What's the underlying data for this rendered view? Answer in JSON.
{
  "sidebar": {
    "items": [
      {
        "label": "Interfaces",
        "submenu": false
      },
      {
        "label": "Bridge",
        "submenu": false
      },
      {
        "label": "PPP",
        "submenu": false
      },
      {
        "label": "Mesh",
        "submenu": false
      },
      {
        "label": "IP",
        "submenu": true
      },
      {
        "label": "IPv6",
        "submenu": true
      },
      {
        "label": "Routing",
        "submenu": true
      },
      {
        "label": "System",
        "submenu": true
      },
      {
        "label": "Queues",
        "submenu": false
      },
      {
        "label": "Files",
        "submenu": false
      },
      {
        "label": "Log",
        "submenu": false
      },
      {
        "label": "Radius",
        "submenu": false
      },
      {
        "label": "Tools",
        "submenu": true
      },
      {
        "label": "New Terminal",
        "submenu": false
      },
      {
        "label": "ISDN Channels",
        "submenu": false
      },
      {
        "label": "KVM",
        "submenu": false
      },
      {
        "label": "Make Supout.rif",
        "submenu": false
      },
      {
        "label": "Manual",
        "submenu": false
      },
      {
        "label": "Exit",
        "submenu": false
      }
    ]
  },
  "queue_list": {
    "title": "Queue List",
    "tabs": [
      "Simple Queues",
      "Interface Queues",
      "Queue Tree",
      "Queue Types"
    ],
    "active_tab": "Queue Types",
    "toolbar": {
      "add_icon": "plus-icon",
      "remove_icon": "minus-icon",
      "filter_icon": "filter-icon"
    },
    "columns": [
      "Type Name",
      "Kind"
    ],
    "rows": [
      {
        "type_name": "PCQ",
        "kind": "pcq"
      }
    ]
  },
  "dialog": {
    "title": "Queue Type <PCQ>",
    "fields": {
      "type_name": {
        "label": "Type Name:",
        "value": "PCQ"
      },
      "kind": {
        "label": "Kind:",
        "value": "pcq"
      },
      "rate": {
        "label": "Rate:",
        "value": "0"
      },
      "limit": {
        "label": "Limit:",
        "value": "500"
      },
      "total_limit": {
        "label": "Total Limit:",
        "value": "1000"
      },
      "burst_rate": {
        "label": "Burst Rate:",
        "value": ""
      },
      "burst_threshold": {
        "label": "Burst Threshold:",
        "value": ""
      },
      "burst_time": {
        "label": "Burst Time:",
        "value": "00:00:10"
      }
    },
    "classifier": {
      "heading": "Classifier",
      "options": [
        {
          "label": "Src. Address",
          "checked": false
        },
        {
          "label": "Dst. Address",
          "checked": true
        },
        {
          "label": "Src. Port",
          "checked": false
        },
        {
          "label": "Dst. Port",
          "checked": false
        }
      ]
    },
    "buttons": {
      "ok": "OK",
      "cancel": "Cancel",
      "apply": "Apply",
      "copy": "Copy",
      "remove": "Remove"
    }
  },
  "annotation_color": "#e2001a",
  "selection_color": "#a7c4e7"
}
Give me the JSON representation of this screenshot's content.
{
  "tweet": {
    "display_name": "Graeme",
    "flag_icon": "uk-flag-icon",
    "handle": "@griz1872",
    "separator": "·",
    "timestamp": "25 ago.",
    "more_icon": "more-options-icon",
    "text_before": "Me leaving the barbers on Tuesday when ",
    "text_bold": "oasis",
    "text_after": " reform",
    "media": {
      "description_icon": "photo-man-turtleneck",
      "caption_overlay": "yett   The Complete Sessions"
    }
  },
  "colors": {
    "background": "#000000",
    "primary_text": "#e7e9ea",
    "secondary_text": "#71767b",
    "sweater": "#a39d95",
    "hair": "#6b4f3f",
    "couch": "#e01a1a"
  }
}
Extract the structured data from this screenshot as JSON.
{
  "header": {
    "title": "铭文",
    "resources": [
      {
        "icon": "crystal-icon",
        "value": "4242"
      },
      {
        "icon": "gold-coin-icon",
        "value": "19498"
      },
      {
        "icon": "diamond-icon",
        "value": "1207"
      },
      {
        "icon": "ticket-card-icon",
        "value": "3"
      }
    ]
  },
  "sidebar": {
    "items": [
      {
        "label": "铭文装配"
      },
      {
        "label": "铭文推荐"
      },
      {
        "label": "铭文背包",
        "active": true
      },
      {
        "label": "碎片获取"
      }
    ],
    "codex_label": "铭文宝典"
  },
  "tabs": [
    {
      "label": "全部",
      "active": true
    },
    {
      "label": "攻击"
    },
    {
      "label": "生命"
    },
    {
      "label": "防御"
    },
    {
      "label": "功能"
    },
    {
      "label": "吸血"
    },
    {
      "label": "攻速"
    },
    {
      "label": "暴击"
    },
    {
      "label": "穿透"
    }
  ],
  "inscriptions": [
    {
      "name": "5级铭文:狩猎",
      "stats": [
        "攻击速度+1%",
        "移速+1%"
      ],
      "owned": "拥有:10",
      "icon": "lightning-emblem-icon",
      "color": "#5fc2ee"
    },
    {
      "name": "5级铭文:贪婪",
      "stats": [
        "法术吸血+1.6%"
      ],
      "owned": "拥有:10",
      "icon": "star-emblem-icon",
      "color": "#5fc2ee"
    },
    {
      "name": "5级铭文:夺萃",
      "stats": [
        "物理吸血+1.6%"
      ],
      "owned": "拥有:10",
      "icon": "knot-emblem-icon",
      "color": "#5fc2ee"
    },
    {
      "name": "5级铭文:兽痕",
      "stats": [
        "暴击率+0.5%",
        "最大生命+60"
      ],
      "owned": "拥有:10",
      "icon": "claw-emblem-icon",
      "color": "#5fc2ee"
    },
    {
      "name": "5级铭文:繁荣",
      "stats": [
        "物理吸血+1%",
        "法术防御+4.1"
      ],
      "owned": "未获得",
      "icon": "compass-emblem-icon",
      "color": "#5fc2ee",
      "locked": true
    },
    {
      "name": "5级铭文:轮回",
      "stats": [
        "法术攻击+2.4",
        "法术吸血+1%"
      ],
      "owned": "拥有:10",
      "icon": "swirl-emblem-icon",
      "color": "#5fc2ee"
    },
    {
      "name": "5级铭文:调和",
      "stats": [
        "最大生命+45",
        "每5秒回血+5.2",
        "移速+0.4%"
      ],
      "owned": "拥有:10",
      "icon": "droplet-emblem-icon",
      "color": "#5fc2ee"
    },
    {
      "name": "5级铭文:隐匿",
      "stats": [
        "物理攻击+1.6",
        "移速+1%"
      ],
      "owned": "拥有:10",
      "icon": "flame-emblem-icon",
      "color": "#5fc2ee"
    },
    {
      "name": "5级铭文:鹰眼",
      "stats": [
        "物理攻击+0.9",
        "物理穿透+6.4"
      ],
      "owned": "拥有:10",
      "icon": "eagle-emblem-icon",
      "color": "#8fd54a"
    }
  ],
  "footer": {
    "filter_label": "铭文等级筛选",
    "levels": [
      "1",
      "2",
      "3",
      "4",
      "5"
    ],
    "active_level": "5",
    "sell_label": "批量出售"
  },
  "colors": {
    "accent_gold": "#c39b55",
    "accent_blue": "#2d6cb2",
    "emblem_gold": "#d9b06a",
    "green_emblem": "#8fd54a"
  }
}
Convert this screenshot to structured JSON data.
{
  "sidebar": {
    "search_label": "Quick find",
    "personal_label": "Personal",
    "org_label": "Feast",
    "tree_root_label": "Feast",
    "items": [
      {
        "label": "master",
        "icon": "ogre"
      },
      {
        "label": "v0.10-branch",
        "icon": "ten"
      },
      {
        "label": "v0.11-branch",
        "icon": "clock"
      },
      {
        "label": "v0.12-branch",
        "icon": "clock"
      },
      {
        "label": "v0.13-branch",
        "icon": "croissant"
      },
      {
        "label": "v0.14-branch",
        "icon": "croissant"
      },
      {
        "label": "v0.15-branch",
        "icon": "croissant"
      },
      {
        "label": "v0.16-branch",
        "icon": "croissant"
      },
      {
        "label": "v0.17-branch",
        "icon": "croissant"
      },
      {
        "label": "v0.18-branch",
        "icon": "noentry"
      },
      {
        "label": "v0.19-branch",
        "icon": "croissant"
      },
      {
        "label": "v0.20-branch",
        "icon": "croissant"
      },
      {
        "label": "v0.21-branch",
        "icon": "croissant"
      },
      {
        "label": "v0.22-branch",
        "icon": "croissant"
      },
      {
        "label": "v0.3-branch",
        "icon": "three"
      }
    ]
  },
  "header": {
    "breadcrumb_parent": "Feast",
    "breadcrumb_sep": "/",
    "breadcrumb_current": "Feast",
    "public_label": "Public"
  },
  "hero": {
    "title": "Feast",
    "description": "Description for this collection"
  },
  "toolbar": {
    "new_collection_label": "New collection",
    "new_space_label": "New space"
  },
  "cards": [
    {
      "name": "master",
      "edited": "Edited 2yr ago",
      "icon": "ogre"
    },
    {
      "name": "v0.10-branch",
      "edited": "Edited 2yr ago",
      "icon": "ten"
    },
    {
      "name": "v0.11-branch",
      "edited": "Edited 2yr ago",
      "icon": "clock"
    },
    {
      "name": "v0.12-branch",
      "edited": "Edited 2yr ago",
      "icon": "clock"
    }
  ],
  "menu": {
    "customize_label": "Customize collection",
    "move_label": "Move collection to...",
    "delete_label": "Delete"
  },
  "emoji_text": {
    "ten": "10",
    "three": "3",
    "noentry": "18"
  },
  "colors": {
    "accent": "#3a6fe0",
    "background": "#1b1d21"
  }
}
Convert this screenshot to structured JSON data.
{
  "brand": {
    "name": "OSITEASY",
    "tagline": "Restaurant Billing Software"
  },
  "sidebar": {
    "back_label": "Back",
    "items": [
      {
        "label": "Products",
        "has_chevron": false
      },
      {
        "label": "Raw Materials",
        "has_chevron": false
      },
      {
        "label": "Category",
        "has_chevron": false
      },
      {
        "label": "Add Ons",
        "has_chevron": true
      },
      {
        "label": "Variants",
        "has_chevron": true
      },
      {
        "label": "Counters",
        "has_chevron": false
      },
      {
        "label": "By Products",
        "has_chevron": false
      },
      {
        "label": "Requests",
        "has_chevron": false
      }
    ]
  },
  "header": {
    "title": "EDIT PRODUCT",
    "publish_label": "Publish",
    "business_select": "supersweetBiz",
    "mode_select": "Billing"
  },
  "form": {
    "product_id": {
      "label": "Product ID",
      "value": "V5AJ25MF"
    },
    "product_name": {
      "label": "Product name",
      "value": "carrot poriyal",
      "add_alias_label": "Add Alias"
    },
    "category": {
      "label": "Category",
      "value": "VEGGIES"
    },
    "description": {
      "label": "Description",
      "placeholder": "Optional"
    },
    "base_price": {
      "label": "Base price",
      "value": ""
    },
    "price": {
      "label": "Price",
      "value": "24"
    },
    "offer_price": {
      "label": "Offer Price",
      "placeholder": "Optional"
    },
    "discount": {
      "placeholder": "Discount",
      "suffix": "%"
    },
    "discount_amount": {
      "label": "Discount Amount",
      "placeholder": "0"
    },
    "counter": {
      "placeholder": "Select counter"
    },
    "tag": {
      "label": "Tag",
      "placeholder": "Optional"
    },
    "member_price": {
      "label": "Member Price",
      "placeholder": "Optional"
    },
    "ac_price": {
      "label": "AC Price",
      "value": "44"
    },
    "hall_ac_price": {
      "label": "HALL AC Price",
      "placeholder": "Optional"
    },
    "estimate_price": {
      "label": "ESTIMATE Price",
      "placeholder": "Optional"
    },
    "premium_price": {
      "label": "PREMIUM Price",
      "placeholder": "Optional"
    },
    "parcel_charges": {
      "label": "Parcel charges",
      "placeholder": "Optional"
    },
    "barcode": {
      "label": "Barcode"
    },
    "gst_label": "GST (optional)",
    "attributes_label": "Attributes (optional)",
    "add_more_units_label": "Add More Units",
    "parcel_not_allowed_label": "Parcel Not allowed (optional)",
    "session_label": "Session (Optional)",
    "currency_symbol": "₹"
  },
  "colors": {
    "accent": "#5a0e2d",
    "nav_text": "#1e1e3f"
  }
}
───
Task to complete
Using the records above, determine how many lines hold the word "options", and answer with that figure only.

Result of this task
2